How they best get the appro­pri­ate relief is some­thing I’m work­ing on—there are pro­ce­dural hur­dles, but pro­ce­dural hur­dles can be over­come by agree­ment; there may be sub­stan­tive hur­dles (was each lawyer who forewent a First-Amendment chal­lenge to 33.021(b) with­out get­ting her client some­thing in return inef­fec­tive? My opin­ion is that she was) as well.

If a defen­dant chooses to reopen a case, the State may refile under some other statute for which the statute of lim­i­ta­tions has not passed (though the pen­dency of a pros­e­cu­tion under an invalid statute doesn’t toll the run­ning of lim­i­ta­tions), but if they could file more seri­ous charges now, they prob­a­bly could have (and prob­a­bly did) back then. That’s some­thing that the defen­dant and his lawyer ought to care­fully con­sider before decid­ing whether there’s a fire wait­ing out­side the fry­ing pan.
My takeaway from this exchange is that District Attorneys around the state now should be obligated to go back and re-examine their old cases to identify all defendants who've been convicted of this non-crime and notify them. Perhaps it should even be incumbent on judges to appoint counsel for indigents among them  to represent them in habeas proceedings or in seeking a new trial. There are more than a few folks locked up today based on this statute, which has been in place since 2005 - how many, who can tell? But the high court's ruling isn't the end of the process. For folks already convicted of this non-offense, it's only the beginning.

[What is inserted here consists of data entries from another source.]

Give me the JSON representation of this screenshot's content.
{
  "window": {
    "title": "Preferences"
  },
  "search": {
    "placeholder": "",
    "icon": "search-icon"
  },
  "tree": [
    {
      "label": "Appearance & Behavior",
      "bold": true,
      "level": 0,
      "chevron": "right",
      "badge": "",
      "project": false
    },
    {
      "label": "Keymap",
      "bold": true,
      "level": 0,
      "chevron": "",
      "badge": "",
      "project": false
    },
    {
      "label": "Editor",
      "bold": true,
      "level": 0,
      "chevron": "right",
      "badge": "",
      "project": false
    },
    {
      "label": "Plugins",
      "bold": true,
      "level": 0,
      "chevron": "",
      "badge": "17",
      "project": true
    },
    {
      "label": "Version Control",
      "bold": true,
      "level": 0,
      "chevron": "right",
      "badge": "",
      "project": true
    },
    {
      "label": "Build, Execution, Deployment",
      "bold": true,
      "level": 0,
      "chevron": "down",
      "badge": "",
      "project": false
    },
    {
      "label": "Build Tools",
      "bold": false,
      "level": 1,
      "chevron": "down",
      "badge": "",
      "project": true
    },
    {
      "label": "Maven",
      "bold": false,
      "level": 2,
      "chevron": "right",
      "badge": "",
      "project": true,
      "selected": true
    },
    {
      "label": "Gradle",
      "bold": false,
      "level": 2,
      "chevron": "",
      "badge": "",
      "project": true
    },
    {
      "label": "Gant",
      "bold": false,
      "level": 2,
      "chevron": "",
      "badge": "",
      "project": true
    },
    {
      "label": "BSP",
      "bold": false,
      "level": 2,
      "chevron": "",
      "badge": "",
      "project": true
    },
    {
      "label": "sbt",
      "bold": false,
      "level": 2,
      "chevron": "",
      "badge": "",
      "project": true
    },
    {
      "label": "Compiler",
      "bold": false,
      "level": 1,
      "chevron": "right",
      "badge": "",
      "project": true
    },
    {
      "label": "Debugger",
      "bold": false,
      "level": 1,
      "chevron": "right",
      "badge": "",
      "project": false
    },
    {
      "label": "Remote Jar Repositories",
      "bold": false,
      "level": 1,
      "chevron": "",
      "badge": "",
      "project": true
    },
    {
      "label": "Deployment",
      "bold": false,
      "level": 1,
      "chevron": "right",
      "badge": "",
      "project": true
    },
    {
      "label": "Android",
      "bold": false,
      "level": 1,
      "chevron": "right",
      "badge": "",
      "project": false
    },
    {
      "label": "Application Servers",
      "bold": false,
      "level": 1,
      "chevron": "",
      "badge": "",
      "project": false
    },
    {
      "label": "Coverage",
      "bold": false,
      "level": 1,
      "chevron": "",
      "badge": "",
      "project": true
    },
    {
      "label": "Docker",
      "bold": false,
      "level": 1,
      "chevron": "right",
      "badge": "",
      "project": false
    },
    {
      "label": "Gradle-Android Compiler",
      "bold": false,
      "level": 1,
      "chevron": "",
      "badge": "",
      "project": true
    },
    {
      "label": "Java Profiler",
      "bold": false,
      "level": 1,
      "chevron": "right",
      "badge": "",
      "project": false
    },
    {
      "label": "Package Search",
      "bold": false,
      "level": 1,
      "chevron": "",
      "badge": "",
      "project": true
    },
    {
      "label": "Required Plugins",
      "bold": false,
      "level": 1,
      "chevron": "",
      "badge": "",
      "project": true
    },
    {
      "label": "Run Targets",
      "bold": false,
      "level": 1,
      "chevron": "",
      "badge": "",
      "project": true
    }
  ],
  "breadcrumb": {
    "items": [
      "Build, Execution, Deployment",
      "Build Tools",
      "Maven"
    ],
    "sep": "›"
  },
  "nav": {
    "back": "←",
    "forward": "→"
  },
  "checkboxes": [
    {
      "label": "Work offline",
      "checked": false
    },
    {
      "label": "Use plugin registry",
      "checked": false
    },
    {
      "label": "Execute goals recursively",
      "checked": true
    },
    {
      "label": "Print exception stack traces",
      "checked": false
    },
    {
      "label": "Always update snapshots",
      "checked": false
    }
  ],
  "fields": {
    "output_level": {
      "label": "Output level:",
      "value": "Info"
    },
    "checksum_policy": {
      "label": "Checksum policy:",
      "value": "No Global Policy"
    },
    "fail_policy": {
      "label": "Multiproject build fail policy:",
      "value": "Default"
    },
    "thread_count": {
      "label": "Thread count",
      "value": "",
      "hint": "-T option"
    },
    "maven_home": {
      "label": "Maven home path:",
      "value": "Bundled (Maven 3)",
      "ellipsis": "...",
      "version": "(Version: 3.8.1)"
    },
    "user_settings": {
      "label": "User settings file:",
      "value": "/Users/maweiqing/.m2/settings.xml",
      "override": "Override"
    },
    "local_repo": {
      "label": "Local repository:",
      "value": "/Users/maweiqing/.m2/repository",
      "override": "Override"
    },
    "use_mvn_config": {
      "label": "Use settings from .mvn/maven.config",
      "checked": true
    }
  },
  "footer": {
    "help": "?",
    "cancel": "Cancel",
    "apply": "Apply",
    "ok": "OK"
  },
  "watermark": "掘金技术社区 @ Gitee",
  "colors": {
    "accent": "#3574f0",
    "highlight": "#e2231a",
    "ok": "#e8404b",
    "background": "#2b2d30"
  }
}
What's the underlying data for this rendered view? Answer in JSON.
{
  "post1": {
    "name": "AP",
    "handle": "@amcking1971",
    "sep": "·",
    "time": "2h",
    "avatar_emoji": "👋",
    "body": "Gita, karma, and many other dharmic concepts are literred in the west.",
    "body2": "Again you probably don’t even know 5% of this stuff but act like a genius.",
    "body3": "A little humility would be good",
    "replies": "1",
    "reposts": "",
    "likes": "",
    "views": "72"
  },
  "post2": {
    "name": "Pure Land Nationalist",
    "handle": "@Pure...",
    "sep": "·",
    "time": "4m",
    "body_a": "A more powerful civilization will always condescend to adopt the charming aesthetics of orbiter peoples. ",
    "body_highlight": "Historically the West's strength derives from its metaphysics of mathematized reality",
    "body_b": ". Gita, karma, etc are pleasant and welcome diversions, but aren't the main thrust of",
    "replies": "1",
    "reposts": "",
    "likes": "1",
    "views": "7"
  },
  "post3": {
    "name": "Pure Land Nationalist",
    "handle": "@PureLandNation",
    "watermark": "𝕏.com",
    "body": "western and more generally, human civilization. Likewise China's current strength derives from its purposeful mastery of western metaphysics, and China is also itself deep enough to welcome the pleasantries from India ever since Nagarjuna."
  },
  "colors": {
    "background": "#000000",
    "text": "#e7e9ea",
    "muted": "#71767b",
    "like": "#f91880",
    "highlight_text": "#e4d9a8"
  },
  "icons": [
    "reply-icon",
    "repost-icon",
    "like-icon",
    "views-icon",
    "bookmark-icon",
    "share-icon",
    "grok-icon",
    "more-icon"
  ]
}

Anonymous said...

My takeaway from this exchange is that District Attorneys around the state now should be obligated to go back and re-examine their old cases to identify all defendants who've been convicted of...

Grits, I wish someone like you or Mr. Bennett would say this in a future Posting regarding the folks not only *claiming but *having verifiable proof / evidence they were arrested for a Fake Outstanding Traffic Warrant. Doing so, without waiting on the CCA or anyone else to agree that it's unconstituional to fake police incident reports. In the words of the great Prof. Protess, Thanks in advance.

Until then,
I couldn't locate the Post regarding emails being searched without warrants so please allow this. If the authorities can legally shift through regular ol citizens emails along side of actual bad guys, then it also must be legal to knock (down) on doors and go through the file cabinets full of regular U.S. Mail: telephone, utility bills, birthday cards and letters from grandma. Sounds stupid and all but I've put it out there just the same.

Anonymous said...

Here's a question for you, these people are able to file a habeas corpus because of the fact that the law was unconstitutional than their arrest, conviction and confinement was also illegal under the law that they were imprisoned. That means that they should be able to file a title 42 USC 1983 action for false imprisonment of this could run into millions of dollars Per individual depending on the length of confinement

It would appear that it would be in the state's best interest to automatically go back and release these people. And offer some type of compensation with the guarantee of not and a new charges being filed. Because even if new charges Were filed. The 1983 action would still go forward costing the state millions.

Anonymous said...

Regrettably, Conradt is still dead, so no reprieve for all that were screwed over.

Steven Arnold said...

How can this ruling be ignored? I was convicted under this statute in 2011. 5 months after the ruling I am still a registered sex offender with no prior criminal history. I maintained that I had no criminal intent all along. I just want to get what's left of my life back and rejoin my family in New Mexico.

Anonymous said...

The Texas Court of Criminal Appeals Denied the States motion for rehearing and Greg Abbotts power hungry move to intervene today. This statute is done.